Joe Duffie has been a fixture in our community for a long time and he is someone who should be a model for all citizens in our community.
As president of Tukwila Firefighters IAFF Local 2088, I write on behalf of your local firefighters to endorse and support 11th District candidate Steve Bergquist.
Mandates on garbage collection? Are you serious? (Chuck Parrish, March Tukwila Reporter, “Mandatory garbage collection is best for all.”) The cost of garbage collection will certainly go up when Tukwila citizens have no choice and require every resident to pay for a service whether they use it or not.
Soon you will receive your ballot for the Feb. 14 special election.

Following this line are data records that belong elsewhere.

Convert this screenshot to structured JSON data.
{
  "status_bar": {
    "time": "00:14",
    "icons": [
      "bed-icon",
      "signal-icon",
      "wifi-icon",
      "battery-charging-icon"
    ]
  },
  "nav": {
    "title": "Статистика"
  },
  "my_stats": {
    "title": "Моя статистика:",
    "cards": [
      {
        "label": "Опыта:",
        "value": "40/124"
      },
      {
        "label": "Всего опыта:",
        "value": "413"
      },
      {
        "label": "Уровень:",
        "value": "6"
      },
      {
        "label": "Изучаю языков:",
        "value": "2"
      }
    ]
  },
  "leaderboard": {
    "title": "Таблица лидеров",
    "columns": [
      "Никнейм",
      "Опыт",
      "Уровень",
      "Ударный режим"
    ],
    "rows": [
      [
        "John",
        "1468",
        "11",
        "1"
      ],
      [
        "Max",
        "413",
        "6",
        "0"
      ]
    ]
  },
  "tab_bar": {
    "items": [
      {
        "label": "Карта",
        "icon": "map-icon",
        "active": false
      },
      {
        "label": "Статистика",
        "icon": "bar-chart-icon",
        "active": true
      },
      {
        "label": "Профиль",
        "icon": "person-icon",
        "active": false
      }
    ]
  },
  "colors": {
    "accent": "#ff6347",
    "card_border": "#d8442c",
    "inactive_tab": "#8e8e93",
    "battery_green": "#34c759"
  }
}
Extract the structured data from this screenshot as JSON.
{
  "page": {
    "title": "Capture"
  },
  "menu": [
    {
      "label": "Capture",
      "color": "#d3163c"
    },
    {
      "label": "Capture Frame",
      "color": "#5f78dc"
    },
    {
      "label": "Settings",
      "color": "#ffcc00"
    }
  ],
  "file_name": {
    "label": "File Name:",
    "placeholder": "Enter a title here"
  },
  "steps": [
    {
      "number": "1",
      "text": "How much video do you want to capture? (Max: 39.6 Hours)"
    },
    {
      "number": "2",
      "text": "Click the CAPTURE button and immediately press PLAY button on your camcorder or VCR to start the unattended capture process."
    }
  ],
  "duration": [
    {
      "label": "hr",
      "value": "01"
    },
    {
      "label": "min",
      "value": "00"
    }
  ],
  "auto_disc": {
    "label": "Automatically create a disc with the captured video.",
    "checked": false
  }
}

Can Money Buy Elections? Tukwila will find out as it votes on Advisory Measure No. 1 asking residents if they support casinos in Tukwila.
Just before we left on vacation, I read Jenny McCoy’s letter about the casino jobs in the online version of the Tukwila Reporter. She dismissed the jobs as low paying and sometimes just part time.
Why do we need to get the state out of the liquor business? Why does Costco need to get into the business (other than profit)?
The casino supporters allege that if social card rooms are banned, 450 family wage jobs will be lost. According to the city of Tukwila Finance Department, the actual number of full time jobs for the three casinos still operating in Tukwila is 316, with an additional 98 which are part-time.
Last night, Oct. 13, at the candidate forum, much attention was given to the idea that public safety should not be compromised as we look at additional budget cuts. This is what one expects to hear. Much attention was given to the increase in crime on Tukwila International Boulevard after the Neighborhood Resource Center was shutdown.
Where will the money come from? That’s the two million dollar question Tukwila voters are asking as they decide whether casinos should stay or go. While the loss of almost $2 million annually is nothing to sneeze at, it is actually a very manageable problem with acceptable solutions.
We believe in fiscal responsibility. We believe the city should not cut a revenue stream without a plan to replace that revenue or a plan to cut spending.
Do endorsements of candidates for office in Tukwila really mean anything? Answer: Very little. Public officials often engage in mutual “back scratching.” You support me in my campaign and I will support you in yours. Or, we go way back and I have to support that person.
In a free society citizens are allowed to make their own decisions. Nobody wants a “Nanny State” regulating behavior. Americans from libertarians to progressives agree on this.
Last February the Tukwila City Council passed Ordinance 2323, establishing Jan. 1, 2016 as the sunset date for casinos in Tukwila. Subsequent pressure from the pro-casino lobby caused some council members to vacillate on that decision. In August, public testimony by citizens prevented the council from rescinding 2323. The compromise, Advisory Measure No. 1, brings this issue to the voters in November, asking if they want to allow casinos in the city or to ban them.
Today’s conventional wisdom touts consensus as the ideal for a Congress or legislators to seek. However, conventional wisdom isn’t always right or wise, nor is consensus necessarily a noble goal. Consider this – consensus means average. Do you want our ambitions to be just average? In addition, the authors of our Constitution constructed federal law as a system of checks and balances on government — not as a consensus-building document. Our founder’s design for legislating dictated that concepts are to be brought before the separate chambers of Congress where discussion about elements described in bills occurs.
At the election in August, we are being asked to vote the authority for Tukwila to create a new tax stream, collected every year, on our homes, not to exceed 15 cents per $1,000 of assessed valuation.